* [Exercise brief] Once the records have been read, set every one down as it stands.

☆ ☆ ☆ ☆ ☆ ☆ ☆

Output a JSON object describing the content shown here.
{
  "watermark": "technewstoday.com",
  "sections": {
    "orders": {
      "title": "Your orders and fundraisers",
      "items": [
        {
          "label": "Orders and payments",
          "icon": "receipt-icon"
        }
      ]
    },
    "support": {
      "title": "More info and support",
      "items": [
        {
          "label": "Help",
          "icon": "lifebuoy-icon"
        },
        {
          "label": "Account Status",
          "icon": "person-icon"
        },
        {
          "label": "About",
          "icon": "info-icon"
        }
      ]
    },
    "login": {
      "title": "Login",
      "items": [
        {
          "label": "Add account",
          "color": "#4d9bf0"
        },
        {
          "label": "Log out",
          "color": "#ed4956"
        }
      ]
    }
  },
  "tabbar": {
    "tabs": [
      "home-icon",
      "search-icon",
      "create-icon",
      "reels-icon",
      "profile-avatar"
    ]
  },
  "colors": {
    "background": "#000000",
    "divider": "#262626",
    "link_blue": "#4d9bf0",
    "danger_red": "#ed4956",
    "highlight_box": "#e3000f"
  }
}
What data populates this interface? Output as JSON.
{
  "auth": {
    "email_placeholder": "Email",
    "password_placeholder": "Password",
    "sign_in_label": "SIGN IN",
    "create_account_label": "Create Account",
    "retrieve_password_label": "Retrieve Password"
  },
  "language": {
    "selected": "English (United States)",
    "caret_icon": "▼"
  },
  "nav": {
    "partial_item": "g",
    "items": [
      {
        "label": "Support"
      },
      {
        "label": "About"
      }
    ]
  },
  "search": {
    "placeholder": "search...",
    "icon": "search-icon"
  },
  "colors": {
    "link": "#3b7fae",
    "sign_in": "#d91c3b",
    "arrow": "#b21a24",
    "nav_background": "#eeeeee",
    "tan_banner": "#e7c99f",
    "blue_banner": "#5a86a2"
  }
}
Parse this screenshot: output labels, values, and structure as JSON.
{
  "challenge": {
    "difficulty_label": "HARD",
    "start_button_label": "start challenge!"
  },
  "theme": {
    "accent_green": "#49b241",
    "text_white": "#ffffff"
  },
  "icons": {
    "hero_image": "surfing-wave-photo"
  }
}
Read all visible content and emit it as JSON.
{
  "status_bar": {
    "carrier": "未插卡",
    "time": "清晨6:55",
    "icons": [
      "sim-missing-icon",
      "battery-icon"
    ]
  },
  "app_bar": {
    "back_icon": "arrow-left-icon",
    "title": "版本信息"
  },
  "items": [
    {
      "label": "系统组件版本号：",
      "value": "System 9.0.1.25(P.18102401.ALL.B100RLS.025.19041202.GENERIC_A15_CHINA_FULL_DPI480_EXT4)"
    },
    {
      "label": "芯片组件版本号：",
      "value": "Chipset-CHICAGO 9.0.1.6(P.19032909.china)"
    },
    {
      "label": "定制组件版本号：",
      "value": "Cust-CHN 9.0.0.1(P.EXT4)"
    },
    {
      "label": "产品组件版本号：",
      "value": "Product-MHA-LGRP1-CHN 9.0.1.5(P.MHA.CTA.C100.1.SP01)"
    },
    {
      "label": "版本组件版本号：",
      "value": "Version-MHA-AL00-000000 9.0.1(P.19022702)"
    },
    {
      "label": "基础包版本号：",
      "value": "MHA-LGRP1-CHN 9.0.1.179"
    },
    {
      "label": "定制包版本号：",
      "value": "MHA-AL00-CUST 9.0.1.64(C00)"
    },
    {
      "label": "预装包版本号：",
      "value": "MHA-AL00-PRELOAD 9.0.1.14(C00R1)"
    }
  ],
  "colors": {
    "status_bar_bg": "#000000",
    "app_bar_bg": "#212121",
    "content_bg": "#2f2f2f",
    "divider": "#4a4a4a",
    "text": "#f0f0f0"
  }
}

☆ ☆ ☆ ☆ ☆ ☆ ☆

* [Exercise answer]
Output a JSON object describing the content shown here.
{
  "watermark": "technewstoday.com",
  "sections": {
    "orders": {
      "title": "Your orders and fundraisers",
      "items": [
        {
          "label": "Orders and payments",
          "icon": "receipt-icon"
        }
      ]
    },
    "support": {
      "title": "More info and support",
      "items": [
        {
          "label": "Help",
          "icon": "lifebuoy-icon"
        },
        {
          "label": "Account Status",
          "icon": "person-icon"
        },
        {
          "label": "About",
          "icon": "info-icon"
        }
      ]
    },
    "login": {
      "title": "Login",
      "items": [
        {
          "label": "Add account",
          "color": "#4d9bf0"
        },
        {
          "label": "Log out",
          "color": "#ed4956"
        }
      ]
    }
  },
  "tabbar": {
    "tabs": [
      "home-icon",
      "search-icon",
      "create-icon",
      "reels-icon",
      "profile-avatar"
    ]
  },
  "colors": {
    "background": "#000000",
    "divider": "#262626",
    "link_blue": "#4d9bf0",
    "danger_red": "#ed4956",
    "highlight_box": "#e3000f"
  }
}
What data populates this interface? Output as JSON.
{
  "auth": {
    "email_placeholder": "Email",
    "password_placeholder": "Password",
    "sign_in_label": "SIGN IN",
    "create_account_label": "Create Account",
    "retrieve_password_label": "Retrieve Password"
  },
  "language": {
    "selected": "English (United States)",
    "caret_icon": "▼"
  },
  "nav": {
    "partial_item": "g",
    "items": [
      {
        "label": "Support"
      },
      {
        "label": "About"
      }
    ]
  },
  "search": {
    "placeholder": "search...",
    "icon": "search-icon"
  },
  "colors": {
    "link": "#3b7fae",
    "sign_in": "#d91c3b",
    "arrow": "#b21a24",
    "nav_background": "#eeeeee",
    "tan_banner": "#e7c99f",
    "blue_banner": "#5a86a2"
  }
}
Parse this screenshot: output labels, values, and structure as JSON.
{
  "challenge": {
    "difficulty_label": "HARD",
    "start_button_label": "start challenge!"
  },
  "theme": {
    "accent_green": "#49b241",
    "text_white": "#ffffff"
  },
  "icons": {
    "hero_image": "surfing-wave-photo"
  }
}
Read all visible content and emit it as JSON.
{
  "status_bar": {
    "carrier": "未插卡",
    "time": "清晨6:55",
    "icons": [
      "sim-missing-icon",
      "battery-icon"
    ]
  },
  "app_bar": {
    "back_icon": "arrow-left-icon",
    "title": "版本信息"
  },
  "items": [
    {
      "label": "系统组件版本号：",
      "value": "System 9.0.1.25(P.18102401.ALL.B100RLS.025.19041202.GENERIC_A15_CHINA_FULL_DPI480_EXT4)"
    },
    {
      "label": "芯片组件版本号：",
      "value": "Chipset-CHICAGO 9.0.1.6(P.19032909.china)"
    },
    {
      "label": "定制组件版本号：",
      "value": "Cust-CHN 9.0.0.1(P.EXT4)"
    },
    {
      "label": "产品组件版本号：",
      "value": "Product-MHA-LGRP1-CHN 9.0.1.5(P.MHA.CTA.C100.1.SP01)"
    },
    {
      "label": "版本组件版本号：",
      "value": "Version-MHA-AL00-000000 9.0.1(P.19022702)"
    },
    {
      "label": "基础包版本号：",
      "value": "MHA-LGRP1-CHN 9.0.1.179"
    },
    {
      "label": "定制包版本号：",
      "value": "MHA-AL00-CUST 9.0.1.64(C00)"
    },
    {
      "label": "预装包版本号：",
      "value": "MHA-AL00-PRELOAD 9.0.1.14(C00R1)"
    }
  ],
  "colors": {
    "status_bar_bg": "#000000",
    "app_bar_bg": "#212121",
    "content_bg": "#2f2f2f",
    "divider": "#4a4a4a",
    "text": "#f0f0f0"
  }
}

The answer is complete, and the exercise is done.